### Problem statement
Print the data that follows without changing a single word.

### Given data

============

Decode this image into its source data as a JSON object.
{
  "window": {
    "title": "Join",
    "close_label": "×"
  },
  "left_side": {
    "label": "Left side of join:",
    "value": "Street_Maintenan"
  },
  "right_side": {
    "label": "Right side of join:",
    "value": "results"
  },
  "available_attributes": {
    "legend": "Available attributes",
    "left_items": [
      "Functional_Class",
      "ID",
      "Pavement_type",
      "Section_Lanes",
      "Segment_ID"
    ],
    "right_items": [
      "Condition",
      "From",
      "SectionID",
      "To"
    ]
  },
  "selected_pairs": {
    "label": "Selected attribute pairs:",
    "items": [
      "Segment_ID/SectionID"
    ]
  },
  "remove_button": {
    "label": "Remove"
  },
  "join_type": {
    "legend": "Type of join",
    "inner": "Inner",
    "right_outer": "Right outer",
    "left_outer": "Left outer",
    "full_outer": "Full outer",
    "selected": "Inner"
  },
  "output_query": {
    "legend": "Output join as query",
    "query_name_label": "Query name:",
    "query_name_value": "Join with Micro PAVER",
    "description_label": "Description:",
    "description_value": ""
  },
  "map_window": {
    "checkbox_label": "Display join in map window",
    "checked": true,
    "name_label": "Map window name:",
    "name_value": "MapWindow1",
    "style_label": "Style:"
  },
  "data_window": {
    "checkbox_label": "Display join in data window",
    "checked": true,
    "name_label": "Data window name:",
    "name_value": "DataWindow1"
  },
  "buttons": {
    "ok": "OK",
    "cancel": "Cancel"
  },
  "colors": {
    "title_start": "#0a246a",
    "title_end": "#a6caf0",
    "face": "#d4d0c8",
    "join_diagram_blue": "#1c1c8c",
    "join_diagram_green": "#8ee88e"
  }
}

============

### Task response
Decode this image into its source data as a JSON object.
{
  "window": {
    "title": "Join",
    "close_label": "×"
  },
  "left_side": {
    "label": "Left side of join:",
    "value": "Street_Maintenan"
  },
  "right_side": {
    "label": "Right side of join:",
    "value": "results"
  },
  "available_attributes": {
    "legend": "Available attributes",
    "left_items": [
      "Functional_Class",
      "ID",
      "Pavement_type",
      "Section_Lanes",
      "Segment_ID"
    ],
    "right_items": [
      "Condition",
      "From",
      "SectionID",
      "To"
    ]
  },
  "selected_pairs": {
    "label": "Selected attribute pairs:",
    "items": [
      "Segment_ID/SectionID"
    ]
  },
  "remove_button": {
    "label": "Remove"
  },
  "join_type": {
    "legend": "Type of join",
    "inner": "Inner",
    "right_outer": "Right outer",
    "left_outer": "Left outer",
    "full_outer": "Full outer",
    "selected": "Inner"
  },
  "output_query": {
    "legend": "Output join as query",
    "query_name_label": "Query name:",
    "query_name_value": "Join with Micro PAVER",
    "description_label": "Description:",
    "description_value": ""
  },
  "map_window": {
    "checkbox_label": "Display join in map window",
    "checked": true,
    "name_label": "Map window name:",
    "name_value": "MapWindow1",
    "style_label": "Style:"
  },
  "data_window": {
    "checkbox_label": "Display join in data window",
    "checked": true,
    "name_label": "Data window name:",
    "name_value": "DataWindow1"
  },
  "buttons": {
    "ok": "OK",
    "cancel": "Cancel"
  },
  "colors": {
    "title_start": "#0a246a",
    "title_end": "#a6caf0",
    "face": "#d4d0c8",
    "join_diagram_blue": "#1c1c8c",
    "join_diagram_green": "#8ee88e"
  }
}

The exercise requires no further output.